---------- STUDY MATERIAL

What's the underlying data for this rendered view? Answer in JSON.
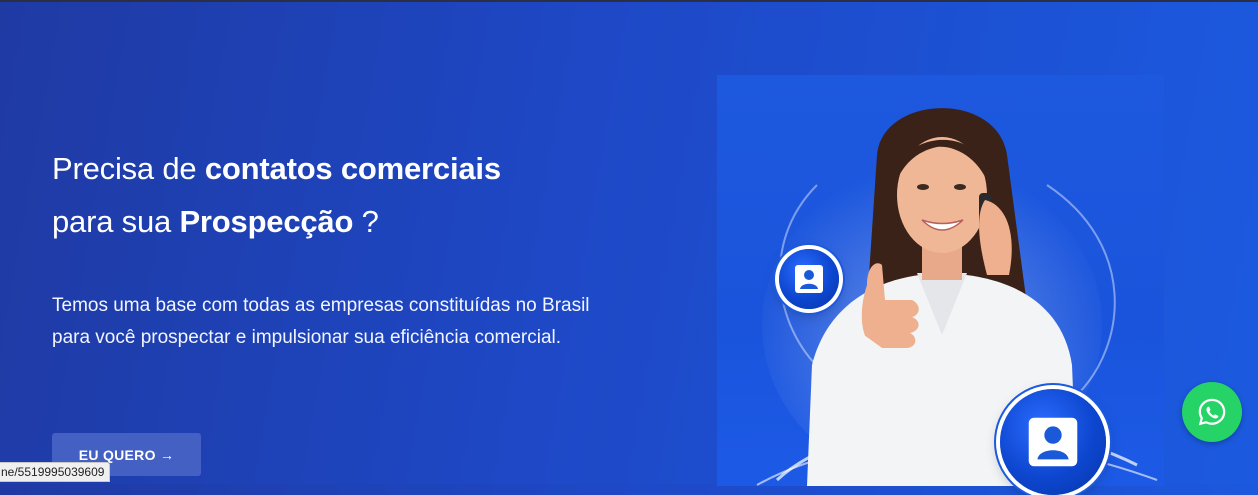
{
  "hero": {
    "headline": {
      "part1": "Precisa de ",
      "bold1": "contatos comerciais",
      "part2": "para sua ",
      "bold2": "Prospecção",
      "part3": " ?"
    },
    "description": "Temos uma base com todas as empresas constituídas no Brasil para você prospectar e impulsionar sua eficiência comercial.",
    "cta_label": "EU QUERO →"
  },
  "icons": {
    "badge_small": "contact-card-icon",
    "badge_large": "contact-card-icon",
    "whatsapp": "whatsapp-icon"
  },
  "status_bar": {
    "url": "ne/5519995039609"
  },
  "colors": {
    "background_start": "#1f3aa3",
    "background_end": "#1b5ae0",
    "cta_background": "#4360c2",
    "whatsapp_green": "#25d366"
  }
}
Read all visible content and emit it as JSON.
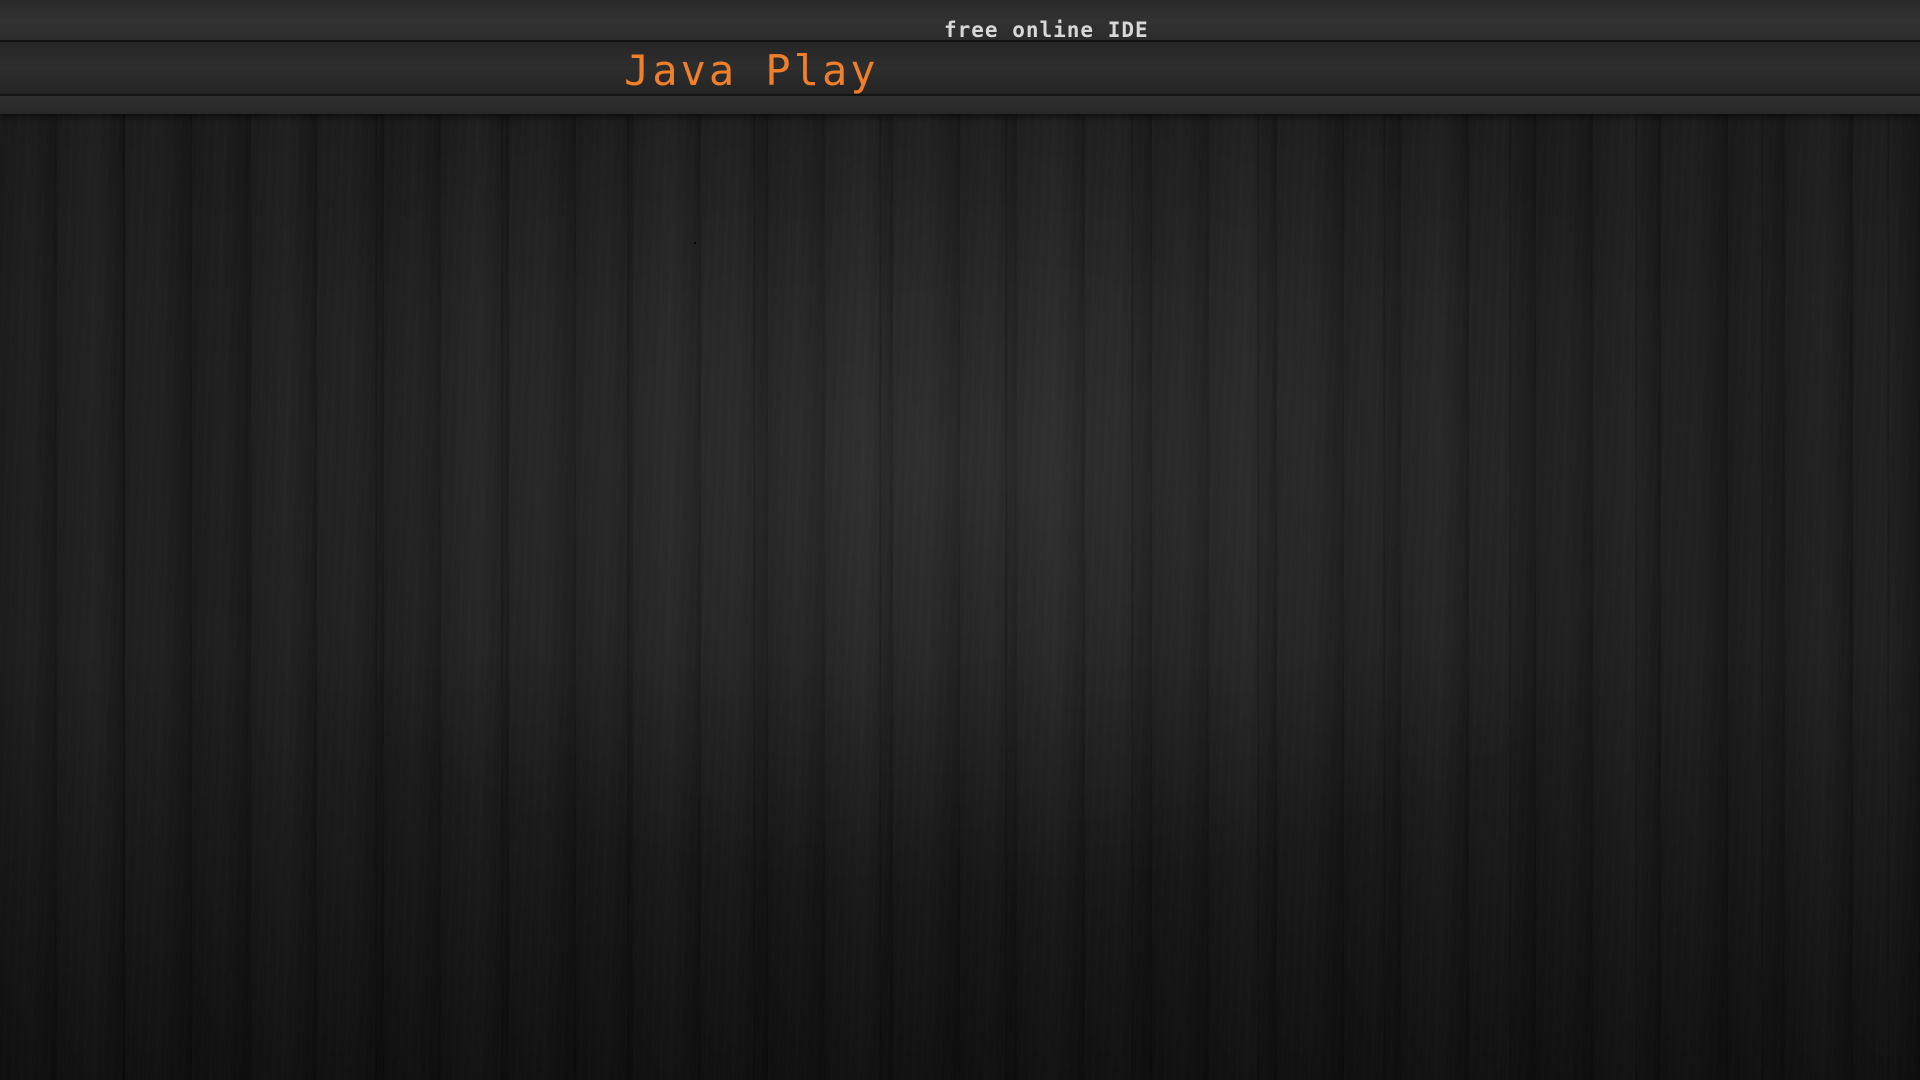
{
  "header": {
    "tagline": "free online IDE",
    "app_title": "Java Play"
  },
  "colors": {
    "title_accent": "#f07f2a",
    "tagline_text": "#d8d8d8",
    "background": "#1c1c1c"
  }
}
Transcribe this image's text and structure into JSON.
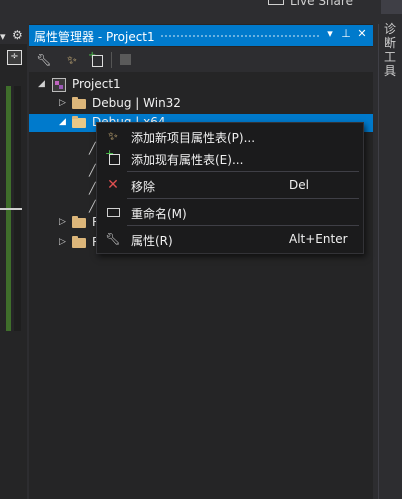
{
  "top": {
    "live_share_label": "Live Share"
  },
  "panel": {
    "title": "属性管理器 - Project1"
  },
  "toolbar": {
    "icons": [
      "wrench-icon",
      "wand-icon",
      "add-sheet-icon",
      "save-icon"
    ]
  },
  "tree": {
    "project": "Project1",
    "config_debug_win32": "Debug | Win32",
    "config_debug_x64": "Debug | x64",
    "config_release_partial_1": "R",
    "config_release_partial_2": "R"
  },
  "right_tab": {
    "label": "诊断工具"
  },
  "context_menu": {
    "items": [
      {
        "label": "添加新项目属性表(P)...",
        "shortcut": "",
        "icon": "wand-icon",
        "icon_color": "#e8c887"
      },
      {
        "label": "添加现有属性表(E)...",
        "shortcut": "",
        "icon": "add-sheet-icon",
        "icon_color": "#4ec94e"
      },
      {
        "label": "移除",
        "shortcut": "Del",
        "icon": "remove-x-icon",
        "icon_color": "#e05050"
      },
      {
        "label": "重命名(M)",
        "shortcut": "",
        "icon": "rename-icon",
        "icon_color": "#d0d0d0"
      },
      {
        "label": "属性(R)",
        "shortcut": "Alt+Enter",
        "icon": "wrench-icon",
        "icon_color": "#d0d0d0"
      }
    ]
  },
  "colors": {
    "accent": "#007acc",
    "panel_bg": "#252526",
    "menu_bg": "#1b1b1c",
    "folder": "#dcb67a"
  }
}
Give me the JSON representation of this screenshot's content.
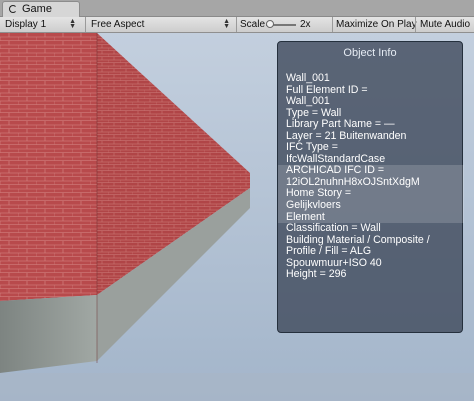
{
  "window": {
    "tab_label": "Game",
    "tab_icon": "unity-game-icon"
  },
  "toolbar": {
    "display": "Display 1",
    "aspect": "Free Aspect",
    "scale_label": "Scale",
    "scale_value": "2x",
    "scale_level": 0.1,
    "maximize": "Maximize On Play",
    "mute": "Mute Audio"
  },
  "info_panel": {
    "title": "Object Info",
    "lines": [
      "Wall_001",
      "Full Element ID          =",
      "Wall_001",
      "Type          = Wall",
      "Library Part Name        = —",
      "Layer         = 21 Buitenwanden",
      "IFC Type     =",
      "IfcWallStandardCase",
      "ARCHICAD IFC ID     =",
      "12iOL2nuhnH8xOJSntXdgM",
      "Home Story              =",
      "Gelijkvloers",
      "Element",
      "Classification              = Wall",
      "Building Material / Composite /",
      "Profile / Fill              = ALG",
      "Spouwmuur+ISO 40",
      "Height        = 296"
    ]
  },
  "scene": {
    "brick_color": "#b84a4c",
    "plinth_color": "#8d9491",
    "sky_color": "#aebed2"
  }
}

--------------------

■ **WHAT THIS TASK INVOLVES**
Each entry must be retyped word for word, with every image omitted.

■ **FINISHED EXERCISE**
What's the underlying data for this rendered view? Answer in JSON.
{
  "hero": {
    "headline": {
      "part1": "Precisa de ",
      "bold1": "contatos comerciais",
      "part2": "para sua ",
      "bold2": "Prospecção",
      "part3": " ?"
    },
    "description": "Temos uma base com todas as empresas constituídas no Brasil para você prospectar e impulsionar sua eficiência comercial.",
    "cta_label": "EU QUERO →"
  },
  "icons": {
    "badge_small": "contact-card-icon",
    "badge_large": "contact-card-icon",
    "whatsapp": "whatsapp-icon"
  },
  "status_bar": {
    "url": "ne/5519995039609"
  },
  "colors": {
    "background_start": "#1f3aa3",
    "background_end": "#1b5ae0",
    "cta_background": "#4360c2",
    "whatsapp_green": "#25d366"
  }
}
Read all visible content and emit it as JSON.
{
  "header": {
    "tagline": "free online IDE",
    "app_title": "Java Play"
  },
  "colors": {
    "title_accent": "#f07f2a",
    "tagline_text": "#d8d8d8",
    "background": "#1c1c1c"
  }
}
Transcribe this image's text and structure into JSON.
{
  "top": {
    "live_share_label": "Live Share"
  },
  "panel": {
    "title": "属性管理器 - Project1"
  },
  "toolbar": {
    "icons": [
      "wrench-icon",
      "wand-icon",
      "add-sheet-icon",
      "save-icon"
    ]
  },
  "tree": {
    "project": "Project1",
    "config_debug_win32": "Debug | Win32",
    "config_debug_x64": "Debug | x64",
    "config_release_partial_1": "R",
    "config_release_partial_2": "R"
  },
  "right_tab": {
    "label": "诊断工具"
  },
  "context_menu": {
    "items": [
      {
        "label": "添加新项目属性表(P)...",
        "shortcut": "",
        "icon": "wand-icon",
        "icon_color": "#e8c887"
      },
      {
        "label": "添加现有属性表(E)...",
        "shortcut": "",
        "icon": "add-sheet-icon",
        "icon_color": "#4ec94e"
      },
      {
        "label": "移除",
        "shortcut": "Del",
        "icon": "remove-x-icon",
        "icon_color": "#e05050"
      },
      {
        "label": "重命名(M)",
        "shortcut": "",
        "icon": "rename-icon",
        "icon_color": "#d0d0d0"
      },
      {
        "label": "属性(R)",
        "shortcut": "Alt+Enter",
        "icon": "wrench-icon",
        "icon_color": "#d0d0d0"
      }
    ]
  },
  "colors": {
    "accent": "#007acc",
    "panel_bg": "#252526",
    "menu_bg": "#1b1b1c",
    "folder": "#dcb67a"
  }
}
Give me the JSON representation of this screenshot's content.
{
  "window": {
    "tab_label": "Game",
    "tab_icon": "unity-game-icon"
  },
  "toolbar": {
    "display": "Display 1",
    "aspect": "Free Aspect",
    "scale_label": "Scale",
    "scale_value": "2x",
    "scale_level": 0.1,
    "maximize": "Maximize On Play",
    "mute": "Mute Audio"
  },
  "info_panel": {
    "title": "Object Info",
    "lines": [
      "Wall_001",
      "Full Element ID          =",
      "Wall_001",
      "Type          = Wall",
      "Library Part Name        = —",
      "Layer         = 21 Buitenwanden",
      "IFC Type     =",
      "IfcWallStandardCase",
      "ARCHICAD IFC ID     =",
      "12iOL2nuhnH8xOJSntXdgM",
      "Home Story              =",
      "Gelijkvloers",
      "Element",
      "Classification              = Wall",
      "Building Material / Composite /",
      "Profile / Fill              = ALG",
      "Spouwmuur+ISO 40",
      "Height        = 296"
    ]
  },
  "scene": {
    "brick_color": "#b84a4c",
    "plinth_color": "#8d9491",
    "sky_color": "#aebed2"
  }
}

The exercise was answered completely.